**The problem**: Report back every line of the entries that contains "this", exactly as written.

━━ Given data

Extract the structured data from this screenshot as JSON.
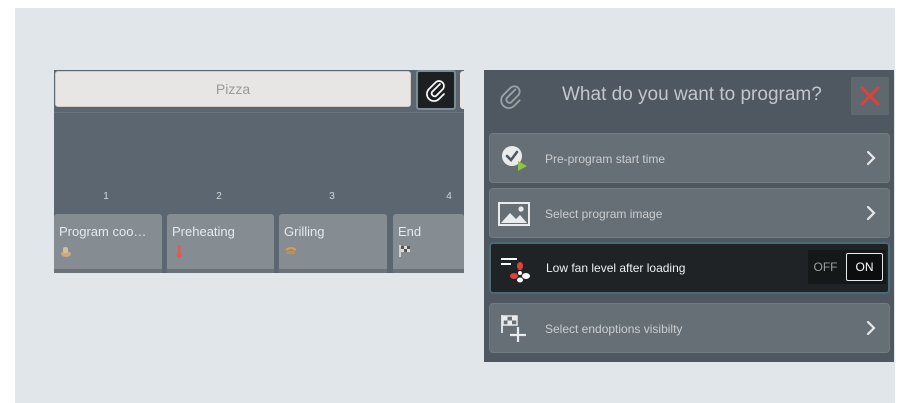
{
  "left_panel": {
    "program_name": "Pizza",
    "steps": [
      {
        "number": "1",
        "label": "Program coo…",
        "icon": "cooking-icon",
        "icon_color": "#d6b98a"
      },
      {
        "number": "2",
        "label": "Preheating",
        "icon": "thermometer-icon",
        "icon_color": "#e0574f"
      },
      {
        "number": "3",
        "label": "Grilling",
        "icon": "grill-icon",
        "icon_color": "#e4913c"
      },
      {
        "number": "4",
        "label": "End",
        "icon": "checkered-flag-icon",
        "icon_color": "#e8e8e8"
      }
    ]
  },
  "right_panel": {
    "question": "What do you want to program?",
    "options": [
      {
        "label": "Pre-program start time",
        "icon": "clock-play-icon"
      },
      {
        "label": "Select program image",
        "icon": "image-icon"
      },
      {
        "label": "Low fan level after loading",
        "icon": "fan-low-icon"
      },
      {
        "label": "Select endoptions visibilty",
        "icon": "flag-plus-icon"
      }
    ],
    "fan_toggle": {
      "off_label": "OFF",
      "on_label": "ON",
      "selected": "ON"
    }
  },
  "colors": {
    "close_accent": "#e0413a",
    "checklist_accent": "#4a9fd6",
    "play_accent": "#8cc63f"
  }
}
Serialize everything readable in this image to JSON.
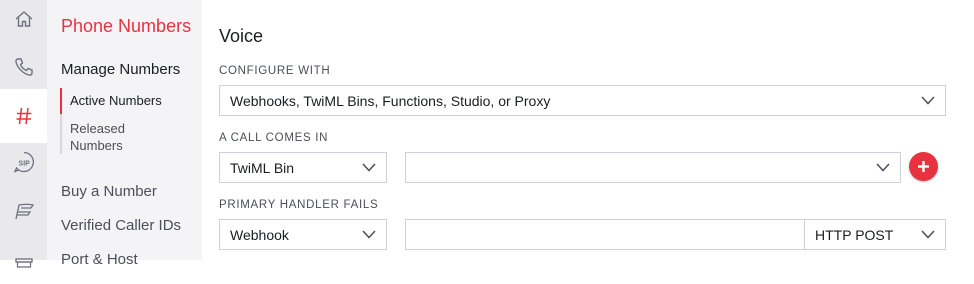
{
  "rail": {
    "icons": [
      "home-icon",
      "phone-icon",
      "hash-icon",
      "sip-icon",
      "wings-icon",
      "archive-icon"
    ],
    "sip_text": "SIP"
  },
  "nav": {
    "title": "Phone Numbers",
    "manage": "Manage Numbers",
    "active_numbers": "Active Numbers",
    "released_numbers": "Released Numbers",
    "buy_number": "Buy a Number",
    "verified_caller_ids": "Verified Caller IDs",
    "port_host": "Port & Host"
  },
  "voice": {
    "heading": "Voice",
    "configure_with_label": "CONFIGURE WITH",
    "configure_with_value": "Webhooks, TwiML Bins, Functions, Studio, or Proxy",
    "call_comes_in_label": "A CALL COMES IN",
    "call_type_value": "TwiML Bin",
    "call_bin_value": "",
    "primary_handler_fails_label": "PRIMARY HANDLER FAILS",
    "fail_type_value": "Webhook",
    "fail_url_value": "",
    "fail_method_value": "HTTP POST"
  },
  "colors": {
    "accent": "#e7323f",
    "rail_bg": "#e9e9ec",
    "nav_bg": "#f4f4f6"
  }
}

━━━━

**Answer below**:
Extract the structured data from this screenshot as JSON.
Serialize everything readable in this image to JSON.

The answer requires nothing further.